--- INSTRUCTIONS TO FOLLOW ---
Please report how many lines in these records contain the string "html", and give nothing besides the number.

--- Data records for software interfaces ---
╔══

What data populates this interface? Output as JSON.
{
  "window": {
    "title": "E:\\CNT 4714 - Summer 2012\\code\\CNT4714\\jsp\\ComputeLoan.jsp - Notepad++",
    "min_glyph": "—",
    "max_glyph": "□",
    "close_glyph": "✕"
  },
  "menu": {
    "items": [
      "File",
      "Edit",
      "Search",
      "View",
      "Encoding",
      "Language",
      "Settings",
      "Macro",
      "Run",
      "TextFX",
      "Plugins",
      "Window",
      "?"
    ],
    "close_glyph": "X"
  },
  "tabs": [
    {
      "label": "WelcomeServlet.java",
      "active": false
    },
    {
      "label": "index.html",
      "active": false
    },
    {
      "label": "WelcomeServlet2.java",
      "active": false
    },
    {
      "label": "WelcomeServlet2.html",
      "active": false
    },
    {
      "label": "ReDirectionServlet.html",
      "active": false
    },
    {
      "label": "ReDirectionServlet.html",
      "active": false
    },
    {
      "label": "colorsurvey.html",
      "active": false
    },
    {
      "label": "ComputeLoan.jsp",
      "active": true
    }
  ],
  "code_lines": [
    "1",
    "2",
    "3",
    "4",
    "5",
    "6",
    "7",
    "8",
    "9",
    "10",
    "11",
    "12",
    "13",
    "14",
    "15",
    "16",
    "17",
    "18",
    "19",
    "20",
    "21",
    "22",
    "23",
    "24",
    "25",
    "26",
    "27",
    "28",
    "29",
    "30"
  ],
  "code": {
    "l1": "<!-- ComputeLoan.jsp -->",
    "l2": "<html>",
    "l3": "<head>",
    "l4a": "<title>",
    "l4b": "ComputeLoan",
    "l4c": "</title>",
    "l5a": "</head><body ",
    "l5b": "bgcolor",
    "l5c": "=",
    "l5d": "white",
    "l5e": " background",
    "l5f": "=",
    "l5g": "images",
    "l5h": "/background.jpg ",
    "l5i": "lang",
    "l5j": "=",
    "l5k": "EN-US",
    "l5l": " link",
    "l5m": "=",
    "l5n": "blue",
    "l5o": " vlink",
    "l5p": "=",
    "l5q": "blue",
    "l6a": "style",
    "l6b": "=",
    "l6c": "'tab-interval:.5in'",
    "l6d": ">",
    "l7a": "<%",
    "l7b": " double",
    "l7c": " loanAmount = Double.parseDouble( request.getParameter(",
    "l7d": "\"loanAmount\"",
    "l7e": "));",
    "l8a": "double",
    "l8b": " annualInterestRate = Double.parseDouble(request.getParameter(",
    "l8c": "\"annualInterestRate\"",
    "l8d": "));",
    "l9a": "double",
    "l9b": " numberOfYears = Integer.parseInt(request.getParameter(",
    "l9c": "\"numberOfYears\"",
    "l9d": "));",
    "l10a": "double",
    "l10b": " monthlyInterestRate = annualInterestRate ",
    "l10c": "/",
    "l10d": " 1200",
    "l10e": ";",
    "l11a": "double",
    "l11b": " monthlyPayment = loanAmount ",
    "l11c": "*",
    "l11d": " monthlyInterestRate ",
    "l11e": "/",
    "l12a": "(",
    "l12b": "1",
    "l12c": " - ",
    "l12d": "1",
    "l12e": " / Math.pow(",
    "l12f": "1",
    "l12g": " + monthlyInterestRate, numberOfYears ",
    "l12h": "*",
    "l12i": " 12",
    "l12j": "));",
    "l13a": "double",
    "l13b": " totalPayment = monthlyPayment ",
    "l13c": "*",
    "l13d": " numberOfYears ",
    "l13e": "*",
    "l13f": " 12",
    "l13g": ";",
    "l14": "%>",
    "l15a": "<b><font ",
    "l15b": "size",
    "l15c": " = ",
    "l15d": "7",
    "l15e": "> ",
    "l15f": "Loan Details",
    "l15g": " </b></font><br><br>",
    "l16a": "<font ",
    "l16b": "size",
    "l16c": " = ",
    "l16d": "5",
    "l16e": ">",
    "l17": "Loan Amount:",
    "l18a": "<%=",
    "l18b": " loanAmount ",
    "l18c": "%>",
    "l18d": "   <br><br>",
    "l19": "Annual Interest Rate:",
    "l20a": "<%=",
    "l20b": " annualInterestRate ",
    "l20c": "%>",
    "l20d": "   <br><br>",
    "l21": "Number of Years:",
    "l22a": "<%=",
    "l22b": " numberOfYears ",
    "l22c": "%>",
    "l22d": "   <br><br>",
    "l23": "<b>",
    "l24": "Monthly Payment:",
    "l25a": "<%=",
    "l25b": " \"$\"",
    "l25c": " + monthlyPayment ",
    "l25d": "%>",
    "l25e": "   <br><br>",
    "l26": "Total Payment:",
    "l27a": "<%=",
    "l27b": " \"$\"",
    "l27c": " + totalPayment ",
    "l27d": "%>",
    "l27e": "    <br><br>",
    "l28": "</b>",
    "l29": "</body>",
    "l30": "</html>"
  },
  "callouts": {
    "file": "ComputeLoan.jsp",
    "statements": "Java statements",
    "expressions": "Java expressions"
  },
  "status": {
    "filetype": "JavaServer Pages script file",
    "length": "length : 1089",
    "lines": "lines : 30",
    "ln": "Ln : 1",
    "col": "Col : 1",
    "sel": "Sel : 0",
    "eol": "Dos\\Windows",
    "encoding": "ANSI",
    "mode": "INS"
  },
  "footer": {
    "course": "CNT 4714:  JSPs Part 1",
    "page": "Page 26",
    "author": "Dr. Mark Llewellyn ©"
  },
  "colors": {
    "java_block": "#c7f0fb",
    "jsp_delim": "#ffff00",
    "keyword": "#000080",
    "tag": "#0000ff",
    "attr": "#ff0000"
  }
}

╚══

--- SOLUTION TO THE EXERCISE ---
7